To examine the association between ABO and RhD blood groups and gestational hypertensive disorders in a large population-based cohort. Cohort study. Risks of gestational hypertensive disorders, pre-eclampsia, and severe pre-eclampsia, estimated by odds ratios for maternal ABO blood group and RhD status. National health registers of Sweden. All singleton deliveries in Sweden born to first-time mothers during the period 1987-2002 [total n = 641 926; any gestational hypertensive disorders, n = 39 011 (6.1%); pre-eclampsia cases, n = 29 337 (4.6%); severe pre-eclampsia cases, n = 8477 (1.3%)]. Using blood group O as a reference, odds ratios of gestational hypertensive disorders, pre-eclampsia, and severe pre-eclampsia were obtained from logistic regression models adjusted for potential confounding factors. Gestational hypertensive disorders, pre-eclampsia, and severe pre-eclampsia. Compared with blood group O, all non-O blood groups had modest but statistically significantly higher odds of pre-eclampsia. Blood group AB had the highest risk for pre-eclampsia (OR = 1.10, 95% CI 1.04-1.16) and severe pre-eclampsia (OR = 1.18, 95% CI 1.07-1.30). RhD-positive mothers had a small increased risk for pre-eclampsia (OR = 1.07, 95% CI 1.03-1.10). In the largest study on this topic to date, women with AB blood group have the highest risks of gestational hypertensive disorders, pre-eclampsia, and severe pre-eclampsia, whereas women with O blood group have the lowest risks of developing these disorders. Although the magnitude of increased risk is small, this finding may help improve our understanding of the etiology of pre-eclampsia. © 2012 The Authors BJOG An International Journal of Obstetrics and Gynaecology © 2012 RCOG.
Cihan, Yasemin Benderli

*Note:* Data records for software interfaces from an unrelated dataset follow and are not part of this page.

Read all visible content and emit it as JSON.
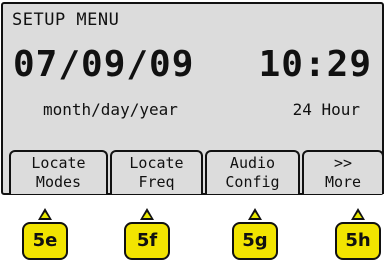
{
  "screen": {
    "title": "SETUP MENU",
    "date": "07/09/09",
    "time": "10:29",
    "date_format": "month/day/year",
    "time_format": "24 Hour"
  },
  "softkeys": [
    {
      "line1": "Locate",
      "line2": "Modes"
    },
    {
      "line1": "Locate",
      "line2": "Freq"
    },
    {
      "line1": "Audio",
      "line2": "Config"
    },
    {
      "line1": ">>",
      "line2": "More"
    }
  ],
  "buttons": [
    "5e",
    "5f",
    "5g",
    "5h"
  ],
  "colors": {
    "button_fill": "#f2e400",
    "lcd_background": "#dcdcdc",
    "text": "#111111"
  }
}
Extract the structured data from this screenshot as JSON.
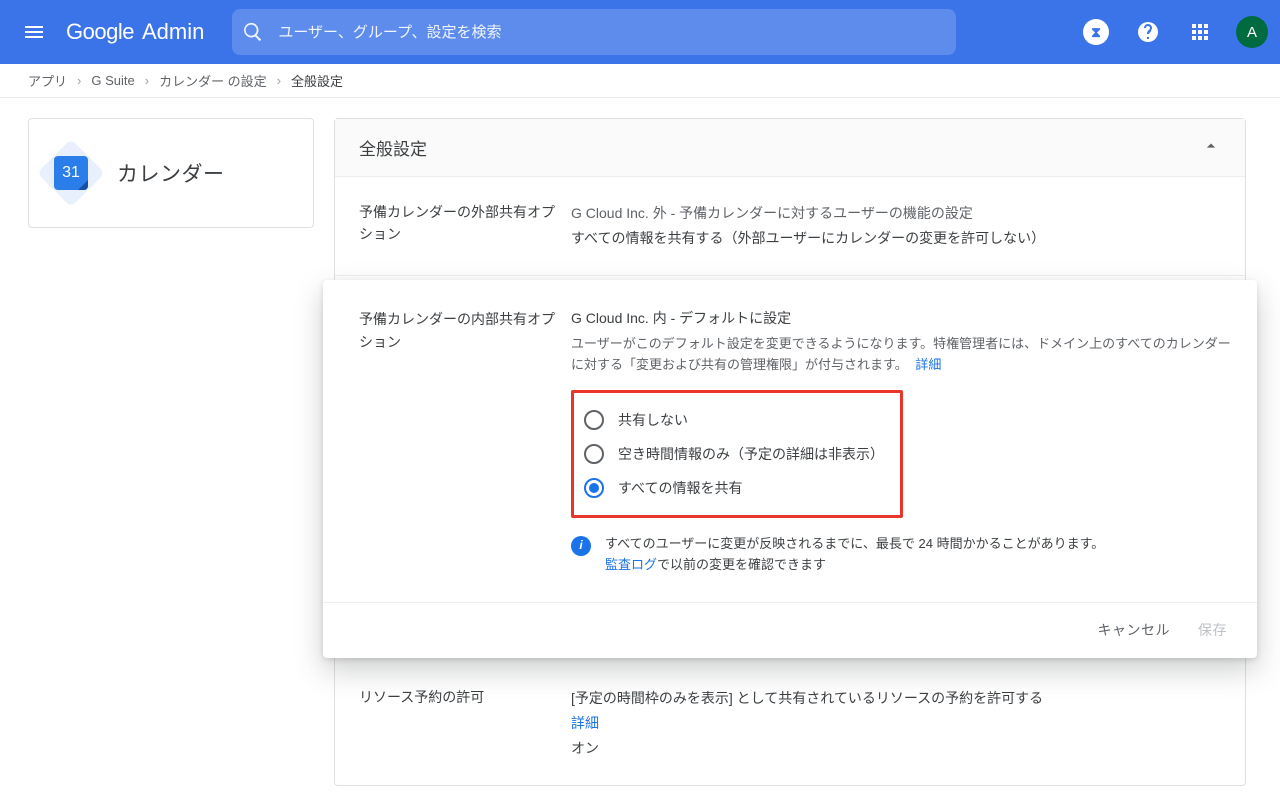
{
  "header": {
    "logo_google": "Google",
    "logo_admin": "Admin",
    "search_placeholder": "ユーザー、グループ、設定を検索",
    "avatar_letter": "A",
    "notif_glyph": "⧗"
  },
  "breadcrumb": {
    "items": [
      "アプリ",
      "G Suite",
      "カレンダー の設定"
    ],
    "current": "全般設定"
  },
  "sidebar_card": {
    "title": "カレンダー",
    "icon_day": "31"
  },
  "section": {
    "title": "全般設定"
  },
  "external_row": {
    "label": "予備カレンダーの外部共有オプション",
    "subtitle": "G Cloud Inc. 外 - 予備カレンダーに対するユーザーの機能の設定",
    "value": "すべての情報を共有する（外部ユーザーにカレンダーの変更を許可しない）"
  },
  "internal_panel": {
    "label": "予備カレンダーの内部共有オプション",
    "title": "G Cloud Inc. 内 - デフォルトに設定",
    "desc": "ユーザーがこのデフォルト設定を変更できるようになります。特権管理者には、ドメイン上のすべてのカレンダーに対する「変更および共有の管理権限」が付与されます。",
    "desc_link": "詳細",
    "options": [
      {
        "label": "共有しない",
        "selected": false
      },
      {
        "label": "空き時間情報のみ（予定の詳細は非表示）",
        "selected": false
      },
      {
        "label": "すべての情報を共有",
        "selected": true
      }
    ],
    "info": "すべてのユーザーに変更が反映されるまでに、最長で 24 時間かかることがあります。",
    "info_link": "監査ログ",
    "info_tail": "で以前の変更を確認できます",
    "cancel": "キャンセル",
    "save": "保存"
  },
  "resource_row": {
    "label": "リソース予約の許可",
    "title": "[予定の時間枠のみを表示] として共有されているリソースの予約を許可する",
    "link": "詳細",
    "value": "オン"
  }
}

To evaluate whether ABO-Rh blood groups have significance in the treatment response and prognosis in patients with non-metastatic breast cancer. We retrospectively evaluated files of 335 patients with breast cancer who were treated between 2005 and 2010. Demographic data, clinic- pathological findings, treatments employed, treatment response, and overall and disease-free survivals were reviewed. Relationships between clinic-pathological findings and blood groups were evaluated. 329 women and 6 men were included to the study. Mean age at diagnosis was 55.2 years (range: 26-86). Of the cases, 95% received chemotherapy while 70% were given radiotherapy and 60.9% adjuvant hormone therapy after surgery. Some 63.0% were A blood group, 17.6% O, 14.3% B and 5.1% AB. In addition, 82.0% of the cases were Rh-positive. Mean follow-up was 24.5 months. Median overall and progression-free survival times were 83.9 and 79.5 months, respectively. Overall and disease-free survival times were found to be higher in patients w